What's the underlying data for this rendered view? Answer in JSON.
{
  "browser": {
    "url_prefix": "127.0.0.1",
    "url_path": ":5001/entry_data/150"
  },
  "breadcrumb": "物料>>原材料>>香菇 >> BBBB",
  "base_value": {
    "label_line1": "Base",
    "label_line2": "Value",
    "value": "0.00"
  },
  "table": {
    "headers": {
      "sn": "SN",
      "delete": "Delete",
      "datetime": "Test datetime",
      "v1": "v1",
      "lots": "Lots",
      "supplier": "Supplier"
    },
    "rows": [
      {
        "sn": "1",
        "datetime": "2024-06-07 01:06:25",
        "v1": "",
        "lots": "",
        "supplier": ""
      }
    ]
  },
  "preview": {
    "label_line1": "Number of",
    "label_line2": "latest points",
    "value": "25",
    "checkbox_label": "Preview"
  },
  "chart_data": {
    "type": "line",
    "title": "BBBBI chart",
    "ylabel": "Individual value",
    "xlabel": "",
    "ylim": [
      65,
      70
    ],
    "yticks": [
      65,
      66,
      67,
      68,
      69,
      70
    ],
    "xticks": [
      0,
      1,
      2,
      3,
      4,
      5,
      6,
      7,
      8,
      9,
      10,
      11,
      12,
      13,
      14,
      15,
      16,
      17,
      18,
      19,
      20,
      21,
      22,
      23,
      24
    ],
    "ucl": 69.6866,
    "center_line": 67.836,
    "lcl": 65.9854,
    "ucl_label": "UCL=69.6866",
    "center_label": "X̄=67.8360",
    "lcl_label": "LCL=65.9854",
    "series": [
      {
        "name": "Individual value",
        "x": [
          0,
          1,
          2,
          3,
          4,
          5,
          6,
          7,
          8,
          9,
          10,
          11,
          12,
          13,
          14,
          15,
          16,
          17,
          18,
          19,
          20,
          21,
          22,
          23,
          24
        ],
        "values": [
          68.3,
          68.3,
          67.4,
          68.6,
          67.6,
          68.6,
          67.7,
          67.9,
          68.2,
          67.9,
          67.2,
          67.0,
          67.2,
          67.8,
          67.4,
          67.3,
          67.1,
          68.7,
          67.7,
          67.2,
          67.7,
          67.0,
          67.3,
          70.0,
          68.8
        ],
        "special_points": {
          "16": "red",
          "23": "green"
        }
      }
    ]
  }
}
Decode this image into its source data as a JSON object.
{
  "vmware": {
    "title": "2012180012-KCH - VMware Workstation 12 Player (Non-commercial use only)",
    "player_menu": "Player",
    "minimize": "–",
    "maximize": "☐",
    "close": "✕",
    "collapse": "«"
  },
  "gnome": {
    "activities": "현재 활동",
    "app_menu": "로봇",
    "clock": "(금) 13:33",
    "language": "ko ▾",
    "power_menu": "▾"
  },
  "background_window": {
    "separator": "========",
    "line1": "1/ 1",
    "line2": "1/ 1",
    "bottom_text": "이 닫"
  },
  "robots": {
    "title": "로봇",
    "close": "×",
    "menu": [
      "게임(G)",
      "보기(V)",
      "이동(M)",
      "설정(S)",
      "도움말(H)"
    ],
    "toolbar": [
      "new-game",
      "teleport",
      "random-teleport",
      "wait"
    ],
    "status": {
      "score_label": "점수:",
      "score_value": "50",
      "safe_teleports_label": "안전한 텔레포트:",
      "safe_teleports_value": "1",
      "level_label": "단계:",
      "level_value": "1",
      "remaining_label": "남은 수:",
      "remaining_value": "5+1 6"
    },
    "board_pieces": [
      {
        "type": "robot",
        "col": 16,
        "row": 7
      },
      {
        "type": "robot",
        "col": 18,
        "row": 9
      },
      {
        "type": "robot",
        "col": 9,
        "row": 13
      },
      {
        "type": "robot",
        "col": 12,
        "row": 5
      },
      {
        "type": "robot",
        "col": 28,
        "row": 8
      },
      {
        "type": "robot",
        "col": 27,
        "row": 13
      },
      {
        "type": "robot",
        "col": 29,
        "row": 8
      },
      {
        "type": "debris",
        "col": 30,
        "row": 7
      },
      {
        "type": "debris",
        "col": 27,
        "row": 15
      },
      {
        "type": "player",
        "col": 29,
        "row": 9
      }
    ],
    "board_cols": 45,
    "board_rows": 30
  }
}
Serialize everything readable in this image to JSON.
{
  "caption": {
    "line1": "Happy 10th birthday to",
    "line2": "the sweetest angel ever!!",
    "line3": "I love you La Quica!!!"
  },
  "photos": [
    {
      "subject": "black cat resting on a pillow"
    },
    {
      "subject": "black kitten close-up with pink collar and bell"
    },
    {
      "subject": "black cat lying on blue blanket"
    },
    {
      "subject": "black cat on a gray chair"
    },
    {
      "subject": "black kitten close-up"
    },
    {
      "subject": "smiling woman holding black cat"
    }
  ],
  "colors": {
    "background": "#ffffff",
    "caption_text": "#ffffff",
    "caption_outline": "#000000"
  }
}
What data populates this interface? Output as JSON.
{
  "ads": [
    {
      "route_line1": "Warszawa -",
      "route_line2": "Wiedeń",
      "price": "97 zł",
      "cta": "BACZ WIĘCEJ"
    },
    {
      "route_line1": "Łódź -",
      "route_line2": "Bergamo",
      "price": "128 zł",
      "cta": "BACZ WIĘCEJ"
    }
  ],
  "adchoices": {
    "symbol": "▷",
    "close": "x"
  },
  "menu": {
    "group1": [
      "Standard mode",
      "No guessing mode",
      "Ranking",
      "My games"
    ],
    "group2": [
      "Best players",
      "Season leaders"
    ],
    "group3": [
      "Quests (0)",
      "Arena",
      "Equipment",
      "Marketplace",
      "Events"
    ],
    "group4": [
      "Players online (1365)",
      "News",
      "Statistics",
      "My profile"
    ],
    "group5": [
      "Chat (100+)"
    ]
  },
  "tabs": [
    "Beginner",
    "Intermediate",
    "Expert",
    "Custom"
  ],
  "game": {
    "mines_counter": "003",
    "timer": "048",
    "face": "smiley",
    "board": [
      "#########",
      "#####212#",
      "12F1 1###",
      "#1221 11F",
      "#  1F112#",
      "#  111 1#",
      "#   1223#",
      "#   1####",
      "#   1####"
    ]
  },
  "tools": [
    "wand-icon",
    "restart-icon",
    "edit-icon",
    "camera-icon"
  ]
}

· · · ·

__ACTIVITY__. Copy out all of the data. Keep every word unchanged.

__EXPECTED OUTPUT__.
What's the underlying data for this rendered view? Answer in JSON.
{
  "browser": {
    "url_prefix": "127.0.0.1",
    "url_path": ":5001/entry_data/150"
  },
  "breadcrumb": "物料>>原材料>>香菇 >> BBBB",
  "base_value": {
    "label_line1": "Base",
    "label_line2": "Value",
    "value": "0.00"
  },
  "table": {
    "headers": {
      "sn": "SN",
      "delete": "Delete",
      "datetime": "Test datetime",
      "v1": "v1",
      "lots": "Lots",
      "supplier": "Supplier"
    },
    "rows": [
      {
        "sn": "1",
        "datetime": "2024-06-07 01:06:25",
        "v1": "",
        "lots": "",
        "supplier": ""
      }
    ]
  },
  "preview": {
    "label_line1": "Number of",
    "label_line2": "latest points",
    "value": "25",
    "checkbox_label": "Preview"
  },
  "chart_data": {
    "type": "line",
    "title": "BBBBI chart",
    "ylabel": "Individual value",
    "xlabel": "",
    "ylim": [
      65,
      70
    ],
    "yticks": [
      65,
      66,
      67,
      68,
      69,
      70
    ],
    "xticks": [
      0,
      1,
      2,
      3,
      4,
      5,
      6,
      7,
      8,
      9,
      10,
      11,
      12,
      13,
      14,
      15,
      16,
      17,
      18,
      19,
      20,
      21,
      22,
      23,
      24
    ],
    "ucl": 69.6866,
    "center_line": 67.836,
    "lcl": 65.9854,
    "ucl_label": "UCL=69.6866",
    "center_label": "X̄=67.8360",
    "lcl_label": "LCL=65.9854",
    "series": [
      {
        "name": "Individual value",
        "x": [
          0,
          1,
          2,
          3,
          4,
          5,
          6,
          7,
          8,
          9,
          10,
          11,
          12,
          13,
          14,
          15,
          16,
          17,
          18,
          19,
          20,
          21,
          22,
          23,
          24
        ],
        "values": [
          68.3,
          68.3,
          67.4,
          68.6,
          67.6,
          68.6,
          67.7,
          67.9,
          68.2,
          67.9,
          67.2,
          67.0,
          67.2,
          67.8,
          67.4,
          67.3,
          67.1,
          68.7,
          67.7,
          67.2,
          67.7,
          67.0,
          67.3,
          70.0,
          68.8
        ],
        "special_points": {
          "16": "red",
          "23": "green"
        }
      }
    ]
  }
}
Decode this image into its source data as a JSON object.
{
  "vmware": {
    "title": "2012180012-KCH - VMware Workstation 12 Player (Non-commercial use only)",
    "player_menu": "Player",
    "minimize": "–",
    "maximize": "☐",
    "close": "✕",
    "collapse": "«"
  },
  "gnome": {
    "activities": "현재 활동",
    "app_menu": "로봇",
    "clock": "(금) 13:33",
    "language": "ko ▾",
    "power_menu": "▾"
  },
  "background_window": {
    "separator": "========",
    "line1": "1/ 1",
    "line2": "1/ 1",
    "bottom_text": "이 닫"
  },
  "robots": {
    "title": "로봇",
    "close": "×",
    "menu": [
      "게임(G)",
      "보기(V)",
      "이동(M)",
      "설정(S)",
      "도움말(H)"
    ],
    "toolbar": [
      "new-game",
      "teleport",
      "random-teleport",
      "wait"
    ],
    "status": {
      "score_label": "점수:",
      "score_value": "50",
      "safe_teleports_label": "안전한 텔레포트:",
      "safe_teleports_value": "1",
      "level_label": "단계:",
      "level_value": "1",
      "remaining_label": "남은 수:",
      "remaining_value": "5+1 6"
    },
    "board_pieces": [
      {
        "type": "robot",
        "col": 16,
        "row": 7
      },
      {
        "type": "robot",
        "col": 18,
        "row": 9
      },
      {
        "type": "robot",
        "col": 9,
        "row": 13
      },
      {
        "type": "robot",
        "col": 12,
        "row": 5
      },
      {
        "type": "robot",
        "col": 28,
        "row": 8
      },
      {
        "type": "robot",
        "col": 27,
        "row": 13
      },
      {
        "type": "robot",
        "col": 29,
        "row": 8
      },
      {
        "type": "debris",
        "col": 30,
        "row": 7
      },
      {
        "type": "debris",
        "col": 27,
        "row": 15
      },
      {
        "type": "player",
        "col": 29,
        "row": 9
      }
    ],
    "board_cols": 45,
    "board_rows": 30
  }
}
Serialize everything readable in this image to JSON.
{
  "caption": {
    "line1": "Happy 10th birthday to",
    "line2": "the sweetest angel ever!!",
    "line3": "I love you La Quica!!!"
  },
  "photos": [
    {
      "subject": "black cat resting on a pillow"
    },
    {
      "subject": "black kitten close-up with pink collar and bell"
    },
    {
      "subject": "black cat lying on blue blanket"
    },
    {
      "subject": "black cat on a gray chair"
    },
    {
      "subject": "black kitten close-up"
    },
    {
      "subject": "smiling woman holding black cat"
    }
  ],
  "colors": {
    "background": "#ffffff",
    "caption_text": "#ffffff",
    "caption_outline": "#000000"
  }
}
What data populates this interface? Output as JSON.
{
  "ads": [
    {
      "route_line1": "Warszawa -",
      "route_line2": "Wiedeń",
      "price": "97 zł",
      "cta": "BACZ WIĘCEJ"
    },
    {
      "route_line1": "Łódź -",
      "route_line2": "Bergamo",
      "price": "128 zł",
      "cta": "BACZ WIĘCEJ"
    }
  ],
  "adchoices": {
    "symbol": "▷",
    "close": "x"
  },
  "menu": {
    "group1": [
      "Standard mode",
      "No guessing mode",
      "Ranking",
      "My games"
    ],
    "group2": [
      "Best players",
      "Season leaders"
    ],
    "group3": [
      "Quests (0)",
      "Arena",
      "Equipment",
      "Marketplace",
      "Events"
    ],
    "group4": [
      "Players online (1365)",
      "News",
      "Statistics",
      "My profile"
    ],
    "group5": [
      "Chat (100+)"
    ]
  },
  "tabs": [
    "Beginner",
    "Intermediate",
    "Expert",
    "Custom"
  ],
  "game": {
    "mines_counter": "003",
    "timer": "048",
    "face": "smiley",
    "board": [
      "#########",
      "#####212#",
      "12F1 1###",
      "#1221 11F",
      "#  1F112#",
      "#  111 1#",
      "#   1223#",
      "#   1####",
      "#   1####"
    ]
  },
  "tools": [
    "wand-icon",
    "restart-icon",
    "edit-icon",
    "camera-icon"
  ]
}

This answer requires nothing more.